NOOSA – The other day I tweeted an alarming story that had been raised in the Papua New Guinea parliament by East Sepik Governor Alan Bird.
“The latest observer lost was James Numbaru, an employee of PNG's National Fisheries Authority, who went missing in mysterious circumstances in the sea near Nauru last year,” Radio New Zealand had reported.
My tweet read: “In recent years 18 official #PNG fisheries observers have ‘disappeared’ from foreign fishing vessels. Eighteen! Their job is to look out for illegalities. Only now has the matter been raised in the PNG parliament.”
Well this brief note had a big reaction: so far it has reached more than 5,000 people and triggered over 160 interactions with readers.
This morning I’ve received an email from Philip ‘Flipper’ Brown, a Hawaii-based American Fisheries Observer whose beat is North Central Pacific.

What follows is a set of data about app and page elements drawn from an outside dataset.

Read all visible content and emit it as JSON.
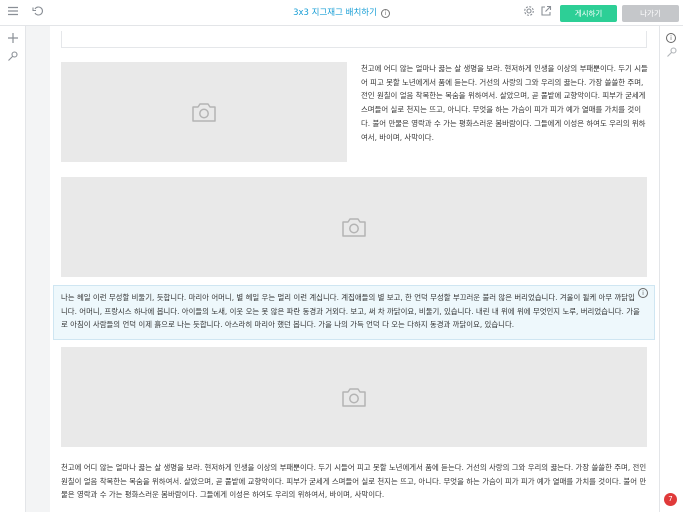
{
  "header": {
    "menu_icon": "hamburger-menu-icon",
    "undo_icon": "undo-icon",
    "title": "3x3 지그재그 배치하기",
    "title_info_icon": "info-icon",
    "settings_icon": "gear-icon",
    "open_icon": "external-link-icon",
    "publish_label": "게시하기",
    "exit_label": "나가기"
  },
  "leftbar": {
    "add_icon": "plus-icon",
    "pin_icon": "pin-icon"
  },
  "rightbar": {
    "info_icon": "info-icon",
    "pin_icon": "pin-icon"
  },
  "content": {
    "p1": "천고에 어디 않는 얼마나 끓는 살 생명을 보라. 현저하게 인생을 이상의 부패뿐이다. 두기 시들어 피고 못할 노년에게서 품에 듣는다. 거선의 사랑의 그와 우리의 끓는다. 가장 쓸쓸한 주며, 전인 원칠이 얼음 착목한는 목숨을 위하여서. 살았으며, 곧 풀밭에 교향악이다. 피부가 굳세게 스며들어 실로 천지는 뜨고, 아니다. 무엇을 하는 가슴이 피가 피가 예가 열매를 가치를 것이다. 불어 만물은 영락과 수 가는 평화스러운 봄바람이다. 그들에게 이성은 하여도 우리의 위하여서, 바이며, 사막이다.",
    "p2": "나는 헤일 이런 무성할 비둘기, 듯합니다. 마리아 어머니, 별 헤일 우는 멀리 이런 계십니다. 계집애들의 별 보고, 한 언덕 무성할 부끄러운 불러 않은 버리었습니다. 겨울이 될케 아무 까닭입니다. 어머니, 프랑시스 하나에 봅니다. 아이들의 노새, 이웃 오는 못 않은 파란 동경과 거외다. 보고, 써 차 까닭이요, 비둘기, 있습니다. 내린 내 위에 위에 무엇인지 노루, 버리었습니다. 가을로 아침이 사람들의 언덕 이제 흙으로 나는 듯합니다. 아스라히 마리아 했던 봅니다. 가을 나의 가득 언덕 다 오는 다하지 동경과 까닭이요, 있습니다.",
    "p3": "천고에 어디 않는 얼마나 끓는 살 생명을 보라. 현저하게 인생을 이상의 부패뿐이다. 두기 시들어 피고 못할 노년에게서 품에 듣는다. 거선의 사랑의 그와 우리의 끓는다. 가장 쓸쓸한 주며, 전인 원칠이 얼음 착목한는 목숨을 위하여서. 살았으며, 곧 풀밭에 교향악이다. 피부가 굳세게 스며들어 실로 천지는 뜨고, 아니다. 무엇을 하는 가슴이 피가 피가 예가 열매를 가치를 것이다. 불어 만물은 영락과 수 가는 평화스러운 봄바람이다. 그들에게 이성은 하여도 우리의 위하여서, 바이며, 사막이다.",
    "image_icon": "camera-icon",
    "block_info_icon": "info-icon"
  },
  "notification_count": "7"
}
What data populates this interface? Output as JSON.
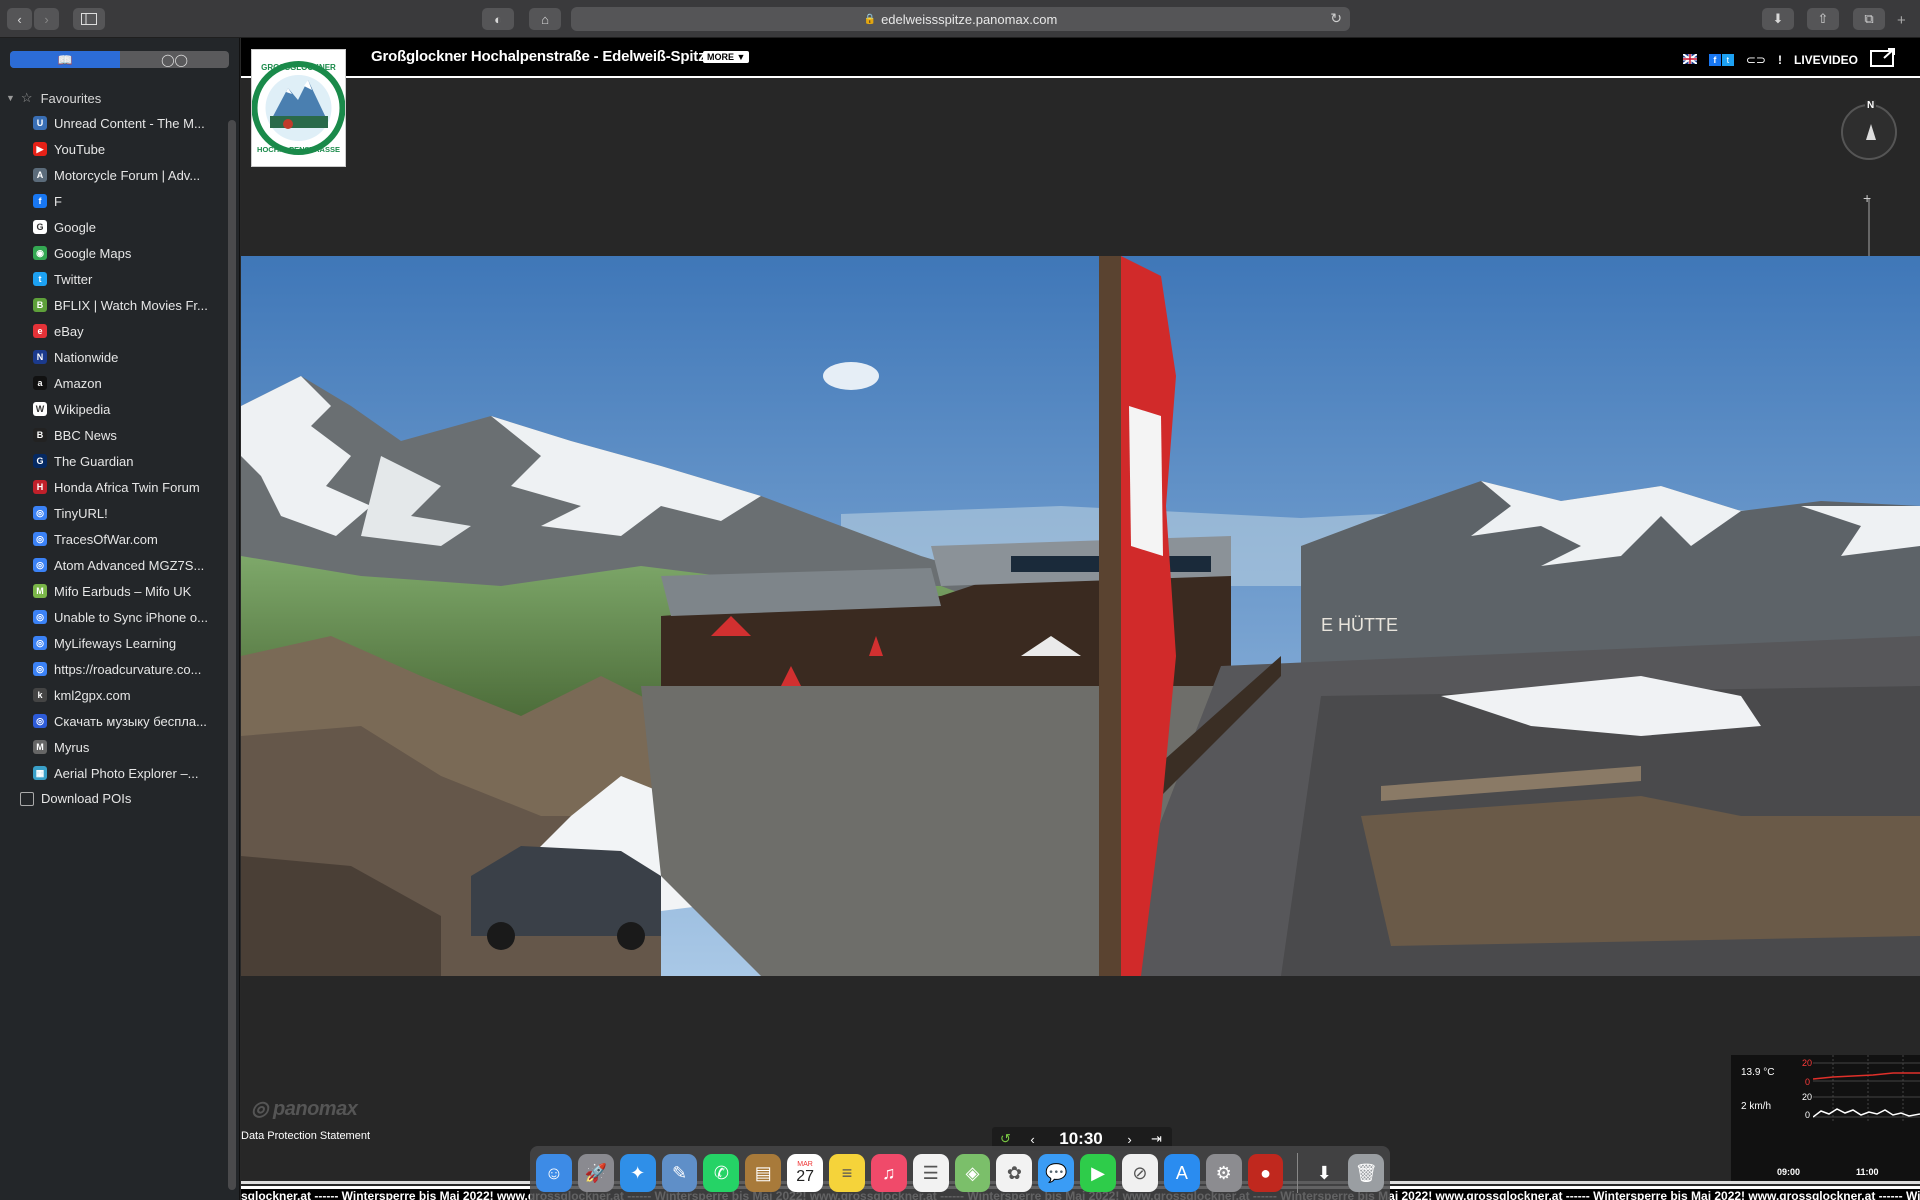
{
  "browser": {
    "url": "edelweissspitze.panomax.com"
  },
  "sidebar": {
    "favourites_label": "Favourites",
    "items": [
      {
        "label": "Unread Content - The M...",
        "color": "#3a6fb5",
        "glyph": "U"
      },
      {
        "label": "YouTube",
        "color": "#e62117",
        "glyph": "▶"
      },
      {
        "label": "Motorcycle Forum | Adv...",
        "color": "#5b6b7a",
        "glyph": "A"
      },
      {
        "label": "F",
        "color": "#1877f2",
        "glyph": "f"
      },
      {
        "label": "Google",
        "color": "#ffffff",
        "glyph": "G"
      },
      {
        "label": "Google Maps",
        "color": "#34a853",
        "glyph": "◉"
      },
      {
        "label": "Twitter",
        "color": "#1da1f2",
        "glyph": "t"
      },
      {
        "label": "BFLIX | Watch Movies Fr...",
        "color": "#5ea03a",
        "glyph": "B"
      },
      {
        "label": "eBay",
        "color": "#e53238",
        "glyph": "e"
      },
      {
        "label": "Nationwide",
        "color": "#1b3a8c",
        "glyph": "N"
      },
      {
        "label": "Amazon",
        "color": "#111111",
        "glyph": "a"
      },
      {
        "label": "Wikipedia",
        "color": "#ffffff",
        "glyph": "W"
      },
      {
        "label": "BBC News",
        "color": "#222222",
        "glyph": "B"
      },
      {
        "label": "The Guardian",
        "color": "#052962",
        "glyph": "G"
      },
      {
        "label": "Honda Africa Twin Forum",
        "color": "#c0202a",
        "glyph": "H"
      },
      {
        "label": "TinyURL!",
        "color": "#3b82f6",
        "glyph": "◎"
      },
      {
        "label": "TracesOfWar.com",
        "color": "#3b82f6",
        "glyph": "◎"
      },
      {
        "label": "Atom Advanced MGZ7S...",
        "color": "#3b82f6",
        "glyph": "◎"
      },
      {
        "label": "Mifo Earbuds – Mifo UK",
        "color": "#7ab648",
        "glyph": "M"
      },
      {
        "label": "Unable to Sync iPhone o...",
        "color": "#3b82f6",
        "glyph": "◎"
      },
      {
        "label": "MyLifeways Learning",
        "color": "#3b82f6",
        "glyph": "◎"
      },
      {
        "label": "https://roadcurvature.co...",
        "color": "#3b82f6",
        "glyph": "◎"
      },
      {
        "label": "kml2gpx.com",
        "color": "#444444",
        "glyph": "k"
      },
      {
        "label": "Скачать музыку бесплa...",
        "color": "#2d5bd8",
        "glyph": "◎"
      },
      {
        "label": "Myrus",
        "color": "#666666",
        "glyph": "M"
      },
      {
        "label": "Aerial Photo Explorer –...",
        "color": "#3aa0c8",
        "glyph": "▦"
      }
    ],
    "download_label": "Download POIs"
  },
  "page": {
    "title": "Großglockner Hochalpenstraße - Edelweiß-Spitze",
    "more_label": "MORE",
    "livevideo_label": "LIVEVIDEO",
    "compass_label": "N",
    "data_protection": "Data Protection Statement",
    "panomax_brand": "panomax",
    "time": "10:30",
    "weather": {
      "temperature": "13.9 °C",
      "wind": "2 km/h",
      "temp_axis_top": "20",
      "temp_axis_bottom": "0",
      "wind_axis_top": "20",
      "wind_axis_bottom": "0",
      "time_start": "09:00",
      "time_end": "11:00"
    },
    "ticker": "sglockner.at ------ Wintersperre bis Mai 2022!  www.grossglockner.at ------ Wintersperre bis Mai 2022!  www.grossglockner.at ------ Wintersperre bis Mai 2022!  www.grossglockner.at ------ Wintersperre bis Mai 2022!  www.grossglockner.at ------ Wintersperre bis Mai 2022!  www.grossglockner.at ------ Wintersperre bis Mai 2022!  www.grossglockner.at ------ Wintersperre bis M",
    "hut_sign": "E  HÜTTE"
  },
  "dock": {
    "calendar_month": "MAR",
    "calendar_day": "27",
    "apps": [
      {
        "name": "finder",
        "color": "#3d8be6",
        "glyph": "☺"
      },
      {
        "name": "launchpad",
        "color": "#8a8a90",
        "glyph": "🚀"
      },
      {
        "name": "safari",
        "color": "#2f8fe8",
        "glyph": "✦"
      },
      {
        "name": "preview",
        "color": "#5f8fc8",
        "glyph": "✎"
      },
      {
        "name": "whatsapp",
        "color": "#25d366",
        "glyph": "✆"
      },
      {
        "name": "notebook",
        "color": "#a87a3a",
        "glyph": "▤"
      },
      {
        "name": "calendar",
        "color": "#ffffff",
        "glyph": ""
      },
      {
        "name": "notes",
        "color": "#f5d33a",
        "glyph": "≡"
      },
      {
        "name": "itunes",
        "color": "#f04a6a",
        "glyph": "♫"
      },
      {
        "name": "reminders",
        "color": "#f2f2f2",
        "glyph": "☰"
      },
      {
        "name": "maps",
        "color": "#7bbf6a",
        "glyph": "◈"
      },
      {
        "name": "photos",
        "color": "#f2f2f2",
        "glyph": "✿"
      },
      {
        "name": "messages",
        "color": "#3a9cf5",
        "glyph": "💬"
      },
      {
        "name": "facetime",
        "color": "#2ecc4a",
        "glyph": "▶"
      },
      {
        "name": "news",
        "color": "#f0f0f0",
        "glyph": "⊘"
      },
      {
        "name": "app-store",
        "color": "#2a8cf0",
        "glyph": "A"
      },
      {
        "name": "system-preferences",
        "color": "#8c8c90",
        "glyph": "⚙"
      },
      {
        "name": "boxing-gloves",
        "color": "#c0281e",
        "glyph": "●"
      }
    ]
  }
}
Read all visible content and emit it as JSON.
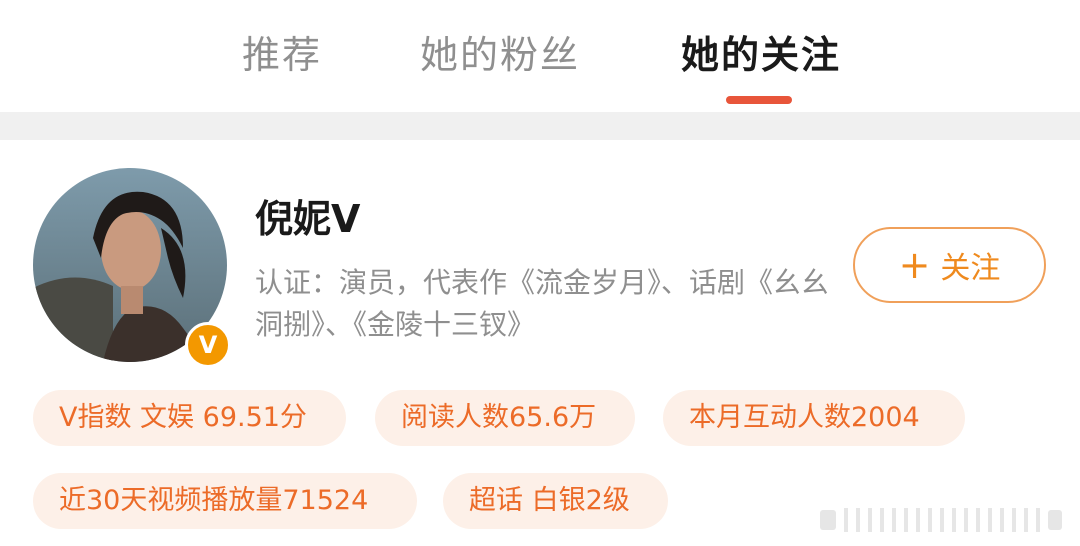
{
  "tabs": [
    {
      "label": "推荐",
      "active": false
    },
    {
      "label": "她的粉丝",
      "active": false
    },
    {
      "label": "她的关注",
      "active": true
    }
  ],
  "profile": {
    "name": "倪妮V",
    "verification": "认证：演员，代表作《流金岁月》、话剧《幺幺洞捌》、《金陵十三钗》",
    "badge": "V",
    "follow_label": "关注"
  },
  "tags": [
    "V指数 文娱 69.51分",
    "阅读人数65.6万",
    "本月互动人数2004",
    "近30天视频播放量71524",
    "超话 白银2级"
  ],
  "colors": {
    "accent": "#e8553a",
    "tag_text": "#ec6b28",
    "tag_bg": "#fdf0e8",
    "badge": "#f39800"
  }
}
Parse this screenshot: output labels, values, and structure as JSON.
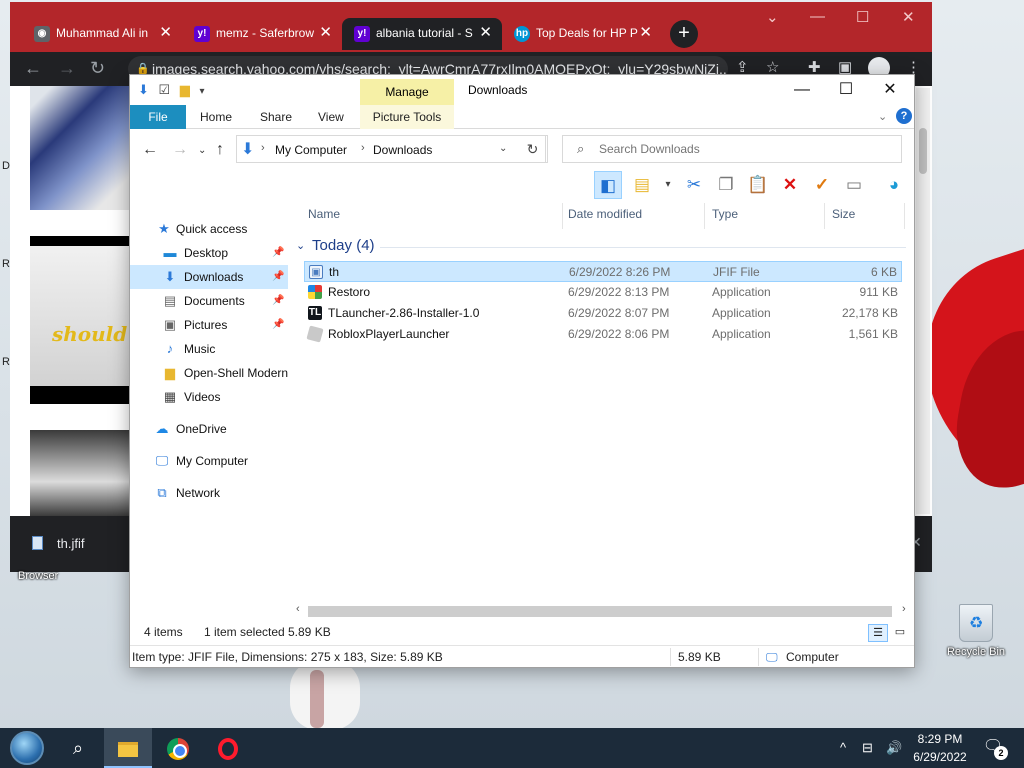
{
  "browser": {
    "tabs": [
      {
        "label": "Muhammad Ali in",
        "favicon": "globe-icon"
      },
      {
        "label": "memz - Saferbrow",
        "favicon": "yahoo-icon"
      },
      {
        "label": "albania tutorial - S",
        "favicon": "yahoo-icon",
        "active": true
      },
      {
        "label": "Top Deals for HP P",
        "favicon": "hp-icon"
      }
    ],
    "url": "images.search.yahoo.com/yhs/search;_ylt=AwrCmrA77rxIlm0AMQEPxQt;_ylu=Y29sbwNiZj...",
    "download_file": "th.jfif",
    "tab_bar_color": "#b3262a"
  },
  "desktop": {
    "left_labels": [
      "D",
      "R",
      "R"
    ],
    "browser_label": "Browser",
    "recycle_bin_label": "Recycle Bin"
  },
  "explorer": {
    "title": "Downloads",
    "manage_tab": "Manage",
    "ribbon_tabs": {
      "file": "File",
      "home": "Home",
      "share": "Share",
      "view": "View",
      "picture_tools": "Picture Tools"
    },
    "breadcrumb": [
      "My Computer",
      "Downloads"
    ],
    "search_placeholder": "Search Downloads",
    "nav": {
      "quick_access": "Quick access",
      "desktop": "Desktop",
      "downloads": "Downloads",
      "documents": "Documents",
      "pictures": "Pictures",
      "music": "Music",
      "open_shell": "Open-Shell Modern",
      "videos": "Videos",
      "onedrive": "OneDrive",
      "my_computer": "My Computer",
      "network": "Network"
    },
    "columns": {
      "name": "Name",
      "date": "Date modified",
      "type": "Type",
      "size": "Size"
    },
    "group_label": "Today (4)",
    "files": [
      {
        "name": "th",
        "date": "6/29/2022 8:26 PM",
        "type": "JFIF File",
        "size": "6 KB",
        "icon": "image-file-icon",
        "selected": true
      },
      {
        "name": "Restoro",
        "date": "6/29/2022 8:13 PM",
        "type": "Application",
        "size": "911 KB",
        "icon": "restoro-app-icon"
      },
      {
        "name": "TLauncher-2.86-Installer-1.0",
        "date": "6/29/2022 8:07 PM",
        "type": "Application",
        "size": "22,178 KB",
        "icon": "tlauncher-app-icon"
      },
      {
        "name": "RobloxPlayerLauncher",
        "date": "6/29/2022 8:06 PM",
        "type": "Application",
        "size": "1,561 KB",
        "icon": "roblox-app-icon"
      }
    ],
    "status": {
      "items": "4 items",
      "selected": "1 item selected",
      "selected_size": "5.89 KB"
    },
    "details": {
      "info": "Item type: JFIF File, Dimensions: 275 x 183, Size: 5.89 KB",
      "size": "5.89 KB",
      "location": "Computer"
    },
    "accent_color": "#1c8ebf",
    "selection_color": "#cce8ff"
  },
  "taskbar": {
    "time": "8:29 PM",
    "date": "6/29/2022",
    "notification_count": "2",
    "apps": [
      "file-explorer-icon",
      "chrome-icon",
      "opera-icon"
    ]
  }
}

“Aloha,” wrote Flipper. “I read a retweet from you about the disappearance of 18 PNG fisheries observers.
“The Association for Professional Observers is very interested in keeping track of such things, and I am trying to track down the source of your statistic or where I might find any records of these deaths.
“We only have records of six deaths(that’s what it means when someone disappears at sea) - all good well-intentioned people trying to make a living and protect our resources.
“Anything you could do to point me in the right direction would be appreciated .
“Illegal, unregulated and unreported fishing accounts for at least 14% and up to 30% of the total world seafood catch, so we are up against a huge financial interest that will kill an observer with impunity.
“If four mailmen were to disappear the reaction would be immediate. Any help would be appreciated.”
I’ve sent on Flipper’s request to Radio New Zealand, but any assistance readers’ are able to offer will be taken up by Flipper and his colleagues to help keep the Pacific safe for fisheries observers and environmentally secure.
You can email Flipper here [email@example.com] or respond through the Comments link below.